Task to complete
Output the data in full and exactly as presented.

Task inputs
/---

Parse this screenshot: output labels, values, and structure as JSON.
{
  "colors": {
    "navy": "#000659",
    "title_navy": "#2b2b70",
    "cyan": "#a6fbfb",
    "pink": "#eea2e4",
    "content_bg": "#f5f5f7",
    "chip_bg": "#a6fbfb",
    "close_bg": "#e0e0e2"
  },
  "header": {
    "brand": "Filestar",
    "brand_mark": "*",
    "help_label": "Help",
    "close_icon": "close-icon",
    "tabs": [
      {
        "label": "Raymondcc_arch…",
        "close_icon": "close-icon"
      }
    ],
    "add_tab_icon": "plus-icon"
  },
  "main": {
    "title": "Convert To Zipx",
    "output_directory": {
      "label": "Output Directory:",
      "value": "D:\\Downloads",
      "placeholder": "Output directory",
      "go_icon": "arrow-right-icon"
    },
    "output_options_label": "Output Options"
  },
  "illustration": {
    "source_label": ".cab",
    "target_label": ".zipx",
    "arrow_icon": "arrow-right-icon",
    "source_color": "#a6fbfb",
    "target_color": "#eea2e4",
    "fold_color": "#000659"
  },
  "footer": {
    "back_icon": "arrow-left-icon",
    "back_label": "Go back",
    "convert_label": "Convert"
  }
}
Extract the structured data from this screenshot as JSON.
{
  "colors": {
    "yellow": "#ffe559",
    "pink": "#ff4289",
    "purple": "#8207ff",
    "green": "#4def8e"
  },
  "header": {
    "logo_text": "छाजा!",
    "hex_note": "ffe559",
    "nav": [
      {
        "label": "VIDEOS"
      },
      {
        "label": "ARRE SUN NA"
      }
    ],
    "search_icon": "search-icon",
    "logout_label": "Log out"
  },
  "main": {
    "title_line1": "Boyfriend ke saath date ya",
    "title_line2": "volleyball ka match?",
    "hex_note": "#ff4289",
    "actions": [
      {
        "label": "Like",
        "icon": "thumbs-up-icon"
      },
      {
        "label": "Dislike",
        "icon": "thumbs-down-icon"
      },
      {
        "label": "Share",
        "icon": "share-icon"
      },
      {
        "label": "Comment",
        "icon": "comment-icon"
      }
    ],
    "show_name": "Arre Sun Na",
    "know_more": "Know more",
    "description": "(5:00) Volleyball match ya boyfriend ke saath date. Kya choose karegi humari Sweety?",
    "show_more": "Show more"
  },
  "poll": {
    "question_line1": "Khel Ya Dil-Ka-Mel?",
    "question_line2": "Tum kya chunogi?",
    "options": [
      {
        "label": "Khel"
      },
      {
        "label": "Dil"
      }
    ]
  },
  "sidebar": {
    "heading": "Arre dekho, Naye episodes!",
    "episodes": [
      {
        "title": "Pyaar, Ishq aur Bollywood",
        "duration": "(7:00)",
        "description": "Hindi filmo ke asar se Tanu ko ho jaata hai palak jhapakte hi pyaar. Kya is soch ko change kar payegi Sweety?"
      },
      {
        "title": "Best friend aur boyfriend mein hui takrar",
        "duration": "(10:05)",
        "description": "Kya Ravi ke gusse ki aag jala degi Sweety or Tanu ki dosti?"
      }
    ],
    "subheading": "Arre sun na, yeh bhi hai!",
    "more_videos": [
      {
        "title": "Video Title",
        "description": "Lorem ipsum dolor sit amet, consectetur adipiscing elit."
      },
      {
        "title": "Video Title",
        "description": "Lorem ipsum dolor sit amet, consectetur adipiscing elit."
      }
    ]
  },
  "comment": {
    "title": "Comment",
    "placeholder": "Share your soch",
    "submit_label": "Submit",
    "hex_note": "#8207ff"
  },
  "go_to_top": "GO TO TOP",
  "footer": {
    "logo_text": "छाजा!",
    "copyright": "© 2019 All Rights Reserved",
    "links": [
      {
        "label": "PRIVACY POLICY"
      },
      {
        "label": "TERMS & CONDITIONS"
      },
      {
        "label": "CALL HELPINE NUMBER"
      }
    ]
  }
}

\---

Answer for the task
Parse this screenshot: output labels, values, and structure as JSON.
{
  "colors": {
    "navy": "#000659",
    "title_navy": "#2b2b70",
    "cyan": "#a6fbfb",
    "pink": "#eea2e4",
    "content_bg": "#f5f5f7",
    "chip_bg": "#a6fbfb",
    "close_bg": "#e0e0e2"
  },
  "header": {
    "brand": "Filestar",
    "brand_mark": "*",
    "help_label": "Help",
    "close_icon": "close-icon",
    "tabs": [
      {
        "label": "Raymondcc_arch…",
        "close_icon": "close-icon"
      }
    ],
    "add_tab_icon": "plus-icon"
  },
  "main": {
    "title": "Convert To Zipx",
    "output_directory": {
      "label": "Output Directory:",
      "value": "D:\\Downloads",
      "placeholder": "Output directory",
      "go_icon": "arrow-right-icon"
    },
    "output_options_label": "Output Options"
  },
  "illustration": {
    "source_label": ".cab",
    "target_label": ".zipx",
    "arrow_icon": "arrow-right-icon",
    "source_color": "#a6fbfb",
    "target_color": "#eea2e4",
    "fold_color": "#000659"
  },
  "footer": {
    "back_icon": "arrow-left-icon",
    "back_label": "Go back",
    "convert_label": "Convert"
  }
}
Extract the structured data from this screenshot as JSON.
{
  "colors": {
    "yellow": "#ffe559",
    "pink": "#ff4289",
    "purple": "#8207ff",
    "green": "#4def8e"
  },
  "header": {
    "logo_text": "छाजा!",
    "hex_note": "ffe559",
    "nav": [
      {
        "label": "VIDEOS"
      },
      {
        "label": "ARRE SUN NA"
      }
    ],
    "search_icon": "search-icon",
    "logout_label": "Log out"
  },
  "main": {
    "title_line1": "Boyfriend ke saath date ya",
    "title_line2": "volleyball ka match?",
    "hex_note": "#ff4289",
    "actions": [
      {
        "label": "Like",
        "icon": "thumbs-up-icon"
      },
      {
        "label": "Dislike",
        "icon": "thumbs-down-icon"
      },
      {
        "label": "Share",
        "icon": "share-icon"
      },
      {
        "label": "Comment",
        "icon": "comment-icon"
      }
    ],
    "show_name": "Arre Sun Na",
    "know_more": "Know more",
    "description": "(5:00) Volleyball match ya boyfriend ke saath date. Kya choose karegi humari Sweety?",
    "show_more": "Show more"
  },
  "poll": {
    "question_line1": "Khel Ya Dil-Ka-Mel?",
    "question_line2": "Tum kya chunogi?",
    "options": [
      {
        "label": "Khel"
      },
      {
        "label": "Dil"
      }
    ]
  },
  "sidebar": {
    "heading": "Arre dekho, Naye episodes!",
    "episodes": [
      {
        "title": "Pyaar, Ishq aur Bollywood",
        "duration": "(7:00)",
        "description": "Hindi filmo ke asar se Tanu ko ho jaata hai palak jhapakte hi pyaar. Kya is soch ko change kar payegi Sweety?"
      },
      {
        "title": "Best friend aur boyfriend mein hui takrar",
        "duration": "(10:05)",
        "description": "Kya Ravi ke gusse ki aag jala degi Sweety or Tanu ki dosti?"
      }
    ],
    "subheading": "Arre sun na, yeh bhi hai!",
    "more_videos": [
      {
        "title": "Video Title",
        "description": "Lorem ipsum dolor sit amet, consectetur adipiscing elit."
      },
      {
        "title": "Video Title",
        "description": "Lorem ipsum dolor sit amet, consectetur adipiscing elit."
      }
    ]
  },
  "comment": {
    "title": "Comment",
    "placeholder": "Share your soch",
    "submit_label": "Submit",
    "hex_note": "#8207ff"
  },
  "go_to_top": "GO TO TOP",
  "footer": {
    "logo_text": "छाजा!",
    "copyright": "© 2019 All Rights Reserved",
    "links": [
      {
        "label": "PRIVACY POLICY"
      },
      {
        "label": "TERMS & CONDITIONS"
      },
      {
        "label": "CALL HELPINE NUMBER"
      }
    ]
  }
}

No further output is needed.